In the records below, find every line that contains "image" and list it.

━━━━━ INPUT FOR THIS TASK ━━━━━

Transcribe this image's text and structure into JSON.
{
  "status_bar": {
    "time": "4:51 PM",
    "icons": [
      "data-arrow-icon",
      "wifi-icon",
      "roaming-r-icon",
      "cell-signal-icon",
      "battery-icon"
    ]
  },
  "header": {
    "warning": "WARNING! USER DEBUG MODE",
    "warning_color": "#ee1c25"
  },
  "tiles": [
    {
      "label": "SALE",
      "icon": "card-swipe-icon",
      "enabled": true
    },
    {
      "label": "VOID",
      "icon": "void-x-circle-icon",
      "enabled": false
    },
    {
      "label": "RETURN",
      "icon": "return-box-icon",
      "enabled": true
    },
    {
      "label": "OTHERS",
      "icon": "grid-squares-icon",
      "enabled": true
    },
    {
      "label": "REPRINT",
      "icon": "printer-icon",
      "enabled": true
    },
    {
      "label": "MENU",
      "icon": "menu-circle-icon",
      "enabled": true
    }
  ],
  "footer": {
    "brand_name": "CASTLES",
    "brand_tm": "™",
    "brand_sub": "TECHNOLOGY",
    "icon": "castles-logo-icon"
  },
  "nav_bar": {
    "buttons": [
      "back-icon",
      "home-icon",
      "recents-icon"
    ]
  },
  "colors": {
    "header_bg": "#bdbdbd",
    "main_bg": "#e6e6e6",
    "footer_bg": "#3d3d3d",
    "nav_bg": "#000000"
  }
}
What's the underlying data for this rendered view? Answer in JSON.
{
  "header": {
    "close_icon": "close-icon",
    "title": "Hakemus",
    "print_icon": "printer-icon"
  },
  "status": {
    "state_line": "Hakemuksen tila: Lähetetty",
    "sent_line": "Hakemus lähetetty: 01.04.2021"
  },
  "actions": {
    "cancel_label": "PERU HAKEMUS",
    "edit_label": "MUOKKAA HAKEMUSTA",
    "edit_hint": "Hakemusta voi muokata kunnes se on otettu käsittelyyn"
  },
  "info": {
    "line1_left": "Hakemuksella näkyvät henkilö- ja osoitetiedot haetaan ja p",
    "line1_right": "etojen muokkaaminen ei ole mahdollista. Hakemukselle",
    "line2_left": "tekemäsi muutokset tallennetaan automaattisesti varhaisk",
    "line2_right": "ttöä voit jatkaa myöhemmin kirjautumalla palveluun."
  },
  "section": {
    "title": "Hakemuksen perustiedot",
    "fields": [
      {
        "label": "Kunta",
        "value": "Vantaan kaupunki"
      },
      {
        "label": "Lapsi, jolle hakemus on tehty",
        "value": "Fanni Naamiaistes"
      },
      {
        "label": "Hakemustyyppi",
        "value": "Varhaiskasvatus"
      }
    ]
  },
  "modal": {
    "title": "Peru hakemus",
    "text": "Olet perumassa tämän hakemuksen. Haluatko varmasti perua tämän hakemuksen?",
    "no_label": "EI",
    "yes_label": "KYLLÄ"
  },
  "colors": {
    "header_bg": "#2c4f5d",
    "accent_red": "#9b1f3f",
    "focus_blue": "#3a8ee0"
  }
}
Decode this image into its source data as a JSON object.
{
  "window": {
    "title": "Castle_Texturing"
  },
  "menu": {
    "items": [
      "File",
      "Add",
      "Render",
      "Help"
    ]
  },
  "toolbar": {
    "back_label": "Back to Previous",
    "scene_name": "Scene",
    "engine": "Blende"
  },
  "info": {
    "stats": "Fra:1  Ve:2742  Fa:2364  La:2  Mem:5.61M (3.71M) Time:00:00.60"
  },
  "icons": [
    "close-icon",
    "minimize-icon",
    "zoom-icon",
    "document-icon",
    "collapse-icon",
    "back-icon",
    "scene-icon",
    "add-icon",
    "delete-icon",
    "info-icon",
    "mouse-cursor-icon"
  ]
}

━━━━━

TASK ANSWER:
Transcribe this image's text and structure into JSON.
Decode this image into its source data as a JSON object.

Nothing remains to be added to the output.